When the Rubik principle was launched in early 2010, the initial international reaction ranged from reserved to outright critical. “I cannot see Rubik as being able to convince our member countries,” Pascal Saint-Amans, head of international cooperation and tax competition at the Paris-based OECD, told the delegates at the British Swiss Chamber of Commerce in Geneva. While the OECD has no official position: “I cannot see how you can explain to a jurisdiction, Germany, France, the US, whoever, that you will levy the taxes for free if it doesn’t hide something,” he said.
Then in the spring of 2010 the Euro crisis triggered by Greece appears to have changed the game. Switzerland massively supported the Euro on foreign exchange markets and the attacks on the Swiss financial system subsided over night.
In October 2010 Germany and England accepted the Swiss Rubik proposal for withholding tax in exchange of the continuation of banking secrecy. Whilst the details for the implementation of withholding taxes will still need to be negotiated, clearly pragmatic national Treasury needs have gained the upper hand.
More importantly, the United Kingdom and Germany have placed there national interests over the lofty EU Commission goals of automatic exchange of information. In addition, this bilateral strategy has irked and confused other EU member countries, who insist that any negotiation with Switzerland must be subjected to the EU’s mandate for the re-negotiation and extension of the EU Savings Directive withholding tax. Finally, the OECD has clearly stated that exchange of information on request was the universal standard and that automatic exchange of information was “not on the agenda”.
In the midst of all this confusion, enter the Ireland bailout and second Euro crisis. Capital flight continues from Europe to Switzerland and Asia, while for many clients systemic Euro risk considerations have taken precedence over tax optimisation considerations.
Looking towards next year, the FATF drive to qualify and thus criminalise tax evasion as a predicate money laundering offence deserves full attention.
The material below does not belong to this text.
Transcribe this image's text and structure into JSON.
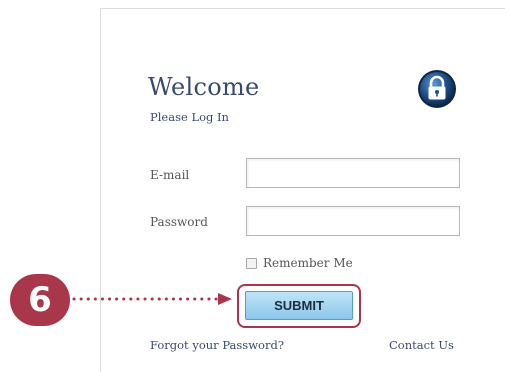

This would render administrative exchange of information almost redundant, as only the application of Mutual Legal Assistance Treaties for penal matters would apply! In this (brave new?) world anti-money laundering laws, initially, intended to fight drug trafficking etc, would be used against citizens whose criminal activity is limited to the non-payment of outstanding taxes.
In practice, such standards would have very far reaching consequences not only for all financial intermediaries but for economic actors in general. Financial intermediaries would need to apply foreign tax laws to respect their own national anti-money laundering laws.
It is questionable to what extent financial intermediaries should evolve into quasi tax compliance arms for the benefit of foreign tax authorities. However, if tax evasion were indeed one day qualified as a preliminary act to money laundering, all creditors would be affected and obliged to verify the tax compliant source of funds before accepting payment. The logical consequence would be that the shadow economy as such would need to be re-qualified as money laundering. It is estimated that the shadow economy in Germany represents over 14 per cent of GDP, which translates into €352 billion! In Greece, Spain and Italy the shadow economies represent 28-22 per cent of GDP. In this context it should be emphasised that most economists agree that the current economic and financial crisis will lead to an expansion of the shadow economy in almost all OECD countries.
Walter Stresemann, Vistra SA, Geneva, Switzerland